The history of Disney theme parks is littered with images of cleared terrain and construction sites, and they’re usually pretty dull. This one, though, caught my eye. It’s the Magic Kingdom, circa 1967. Note the lack of… well, pretty much anything. Obviously there’s no park or hotels, but you might also notice the conspicuous absence of the Seven Seas Lagoon.
The lake in the picture is Bay Lake, and the island is the former Discovery Island (the former former Treasure Island). Thus the photographer is positioned outside the future Frontierland, looking across the park towards Tomorrowland, with Bay Lake and then Fort Wilderness in the far background.
Over the course of the next few years, the Utilidor structure would be built on this cleared land, and then covered with fill dirt from the excavation of the Seven Seas Lagoon.

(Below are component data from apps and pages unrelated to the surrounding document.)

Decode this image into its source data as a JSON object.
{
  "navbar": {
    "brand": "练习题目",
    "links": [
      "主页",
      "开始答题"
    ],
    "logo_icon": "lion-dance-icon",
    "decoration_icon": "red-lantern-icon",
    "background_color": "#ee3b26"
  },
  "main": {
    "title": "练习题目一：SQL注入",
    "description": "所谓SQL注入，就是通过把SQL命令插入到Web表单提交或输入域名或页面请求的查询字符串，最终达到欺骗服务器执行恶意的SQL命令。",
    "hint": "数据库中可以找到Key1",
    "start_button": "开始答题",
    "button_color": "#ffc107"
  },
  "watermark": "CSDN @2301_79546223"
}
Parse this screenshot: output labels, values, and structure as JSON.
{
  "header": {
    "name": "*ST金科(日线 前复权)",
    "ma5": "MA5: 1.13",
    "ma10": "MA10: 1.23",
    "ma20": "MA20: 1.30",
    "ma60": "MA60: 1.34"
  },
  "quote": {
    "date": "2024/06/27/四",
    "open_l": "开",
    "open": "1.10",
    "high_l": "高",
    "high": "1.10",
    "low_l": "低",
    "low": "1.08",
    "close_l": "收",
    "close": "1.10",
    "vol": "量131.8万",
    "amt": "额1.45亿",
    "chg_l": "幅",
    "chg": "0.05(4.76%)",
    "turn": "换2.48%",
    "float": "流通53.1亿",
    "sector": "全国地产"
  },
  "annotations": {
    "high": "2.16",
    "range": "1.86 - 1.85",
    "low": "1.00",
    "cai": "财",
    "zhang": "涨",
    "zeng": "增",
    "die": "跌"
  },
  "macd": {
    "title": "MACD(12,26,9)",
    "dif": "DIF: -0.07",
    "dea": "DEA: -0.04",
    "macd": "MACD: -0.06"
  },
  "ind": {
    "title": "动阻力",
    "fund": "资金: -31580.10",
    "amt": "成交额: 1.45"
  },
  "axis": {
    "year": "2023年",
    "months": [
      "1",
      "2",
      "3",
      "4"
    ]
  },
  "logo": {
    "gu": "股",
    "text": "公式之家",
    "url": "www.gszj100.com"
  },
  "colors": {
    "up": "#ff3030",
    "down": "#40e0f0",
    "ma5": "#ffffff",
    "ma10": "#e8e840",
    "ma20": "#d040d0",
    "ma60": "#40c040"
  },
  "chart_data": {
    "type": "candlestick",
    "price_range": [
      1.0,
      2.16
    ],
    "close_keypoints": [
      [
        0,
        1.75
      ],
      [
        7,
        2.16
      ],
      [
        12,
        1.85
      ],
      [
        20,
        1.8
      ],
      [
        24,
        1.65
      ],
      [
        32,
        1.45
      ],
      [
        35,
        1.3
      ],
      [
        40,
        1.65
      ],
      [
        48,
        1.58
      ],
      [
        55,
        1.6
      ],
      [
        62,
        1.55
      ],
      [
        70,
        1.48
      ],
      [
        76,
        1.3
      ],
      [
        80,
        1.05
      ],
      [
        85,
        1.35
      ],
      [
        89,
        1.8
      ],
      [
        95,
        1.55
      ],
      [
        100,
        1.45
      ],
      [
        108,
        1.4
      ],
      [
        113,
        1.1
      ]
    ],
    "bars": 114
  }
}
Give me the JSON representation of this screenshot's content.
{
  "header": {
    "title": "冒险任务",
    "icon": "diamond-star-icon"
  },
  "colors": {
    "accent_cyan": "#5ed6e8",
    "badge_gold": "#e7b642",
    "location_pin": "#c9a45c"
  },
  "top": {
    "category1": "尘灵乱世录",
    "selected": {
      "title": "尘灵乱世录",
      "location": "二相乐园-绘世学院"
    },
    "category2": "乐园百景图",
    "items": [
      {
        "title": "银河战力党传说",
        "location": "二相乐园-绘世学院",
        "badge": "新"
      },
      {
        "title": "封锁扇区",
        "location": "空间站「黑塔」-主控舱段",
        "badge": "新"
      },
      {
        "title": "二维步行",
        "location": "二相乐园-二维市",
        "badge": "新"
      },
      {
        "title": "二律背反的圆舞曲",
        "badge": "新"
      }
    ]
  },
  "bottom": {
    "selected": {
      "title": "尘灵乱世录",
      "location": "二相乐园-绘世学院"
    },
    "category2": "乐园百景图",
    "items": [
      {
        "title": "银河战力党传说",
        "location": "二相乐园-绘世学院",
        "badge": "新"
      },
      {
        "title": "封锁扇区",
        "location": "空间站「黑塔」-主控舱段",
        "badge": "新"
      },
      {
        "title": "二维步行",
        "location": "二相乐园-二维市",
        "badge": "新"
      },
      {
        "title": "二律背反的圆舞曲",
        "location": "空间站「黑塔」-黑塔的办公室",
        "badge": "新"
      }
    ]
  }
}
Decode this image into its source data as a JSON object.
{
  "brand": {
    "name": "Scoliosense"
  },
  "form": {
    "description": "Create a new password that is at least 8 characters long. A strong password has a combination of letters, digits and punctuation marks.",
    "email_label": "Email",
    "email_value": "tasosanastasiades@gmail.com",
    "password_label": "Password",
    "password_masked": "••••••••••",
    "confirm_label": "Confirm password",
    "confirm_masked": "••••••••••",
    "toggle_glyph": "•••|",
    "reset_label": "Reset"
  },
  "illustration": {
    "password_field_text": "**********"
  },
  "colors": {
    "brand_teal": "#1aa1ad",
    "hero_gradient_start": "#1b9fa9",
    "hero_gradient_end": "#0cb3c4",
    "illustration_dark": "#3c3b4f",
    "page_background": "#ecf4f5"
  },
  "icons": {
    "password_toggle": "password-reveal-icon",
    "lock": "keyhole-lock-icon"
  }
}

It’s not until you see a picture like this that you truly realize the impact the Seven Seas Lagoon has on the aesthetic of the resort; driving through the woods to park in front of the Magic Kingdom would be far less effective theatre than having to get there by boat or monorail. Even though they’d later reduce the effect by letting buses unload at the park itself instead of the TTC, the lagoon still helps to separate the Magic Kingdom as something special and provides a proscenium unparalleled in the Disney resorts.